- She Cleans Up Nicely: As a "cinder girl", the transformation to princess is striking, both for the audience and for the characters in-universe.
- Spirit Advisor:
- Representing her dead mother, this might be a fairy godmother, a tree, or an animal. Some are more closely to connect to the mother than others; the tree, for instance, is often planted on her mother's grave. Yeh-Shen actually had a magical fish that was the Reincarnation of her mother.
- In the 1973 Czech/German "Three Hazelnuts for Cinderella" / "Three Wishes for Cinderella", the spirit advisor is a tawny owl called Rosalie. She looks at Cinderella every time she asks "Should I?" when she is about to get a new costume.
- Sibling Triangle: The stepsisters seriously try to get the prince.
- Textile Work Is Feminine: She has to ready her stepsisters' dresses.

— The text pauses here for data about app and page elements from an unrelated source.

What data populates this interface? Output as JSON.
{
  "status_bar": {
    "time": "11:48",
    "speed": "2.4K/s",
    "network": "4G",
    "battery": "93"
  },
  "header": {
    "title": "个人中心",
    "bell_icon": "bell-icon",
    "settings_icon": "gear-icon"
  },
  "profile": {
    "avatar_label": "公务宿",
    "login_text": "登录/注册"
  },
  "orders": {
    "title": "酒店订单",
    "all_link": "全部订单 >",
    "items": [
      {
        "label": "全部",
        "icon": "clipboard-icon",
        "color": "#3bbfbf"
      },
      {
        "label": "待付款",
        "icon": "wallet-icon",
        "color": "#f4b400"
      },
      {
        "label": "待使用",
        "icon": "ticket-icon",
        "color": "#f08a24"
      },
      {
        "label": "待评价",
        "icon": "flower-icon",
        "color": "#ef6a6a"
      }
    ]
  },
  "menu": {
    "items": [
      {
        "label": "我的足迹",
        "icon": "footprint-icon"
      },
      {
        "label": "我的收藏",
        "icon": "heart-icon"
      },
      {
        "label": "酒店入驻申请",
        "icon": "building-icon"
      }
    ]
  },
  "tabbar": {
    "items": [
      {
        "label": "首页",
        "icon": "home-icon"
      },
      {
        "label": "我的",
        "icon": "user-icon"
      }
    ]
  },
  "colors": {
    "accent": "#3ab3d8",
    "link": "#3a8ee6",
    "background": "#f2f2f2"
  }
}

- Transformation Horror: In an adaptation of the Cinderella fairy tale written by Swedish-speaking Finnish author Zachris Topelius, The Fairy Godmother named Kerastine tries to turn the wicked stepsisters named Bardbra and Superba along with their servant girl Trilla into birds as a punishment for their mistreatment of Cinderella. Cinderella, however, pleads the Fairy Godmother to stop the transformation, saying that she has already forgiven them. However, the wicked stepsisters are left with eternal bird claws in the place of their hands due to the interrupted spell.
- Twice-Told Tale: Tellings and retellings and parodies are limitless. As well, variants of the tale have been recorded in a wide array of cultures throughout history, going all the way back to Ancient Egypt and China as well as Europe and North America. The appeal of the story is pretty much universal.
- The Unfavorite: Possibly the Ur-Example considering its age. Cinderella is treated like a slave while her stepsisters are treated as nobility.
- Uptown Girl:
- Being a noblewoman who marries a prince, the distinction is less extreme than other examples, but Cinderella's de facto status is servant.
- In some versions, her father is just a well-off merchant, playing the trope straighter.
- Wedding Finale: The story usually ends with Cinderella marrying the prince.
- When the Clock Strikes Twelve: Ur-Example and trope codifier. The oldest use of this trope and the one people think of. "At the stroke of midnight, the spell will be broken).
- Wicked Stepmother: If not the Ur-Example, certainly the Trope Codifier and Trope Namer (Yes, it codified a lot of these tropes). For ages stepmothers in fiction were thought to be evil and it all started by calling her step-daughter "Cinder girl".
- Interestingly, in the Czech version by Němcová, it is actually the Cinderella character's real mother and real sisters who treat her badly.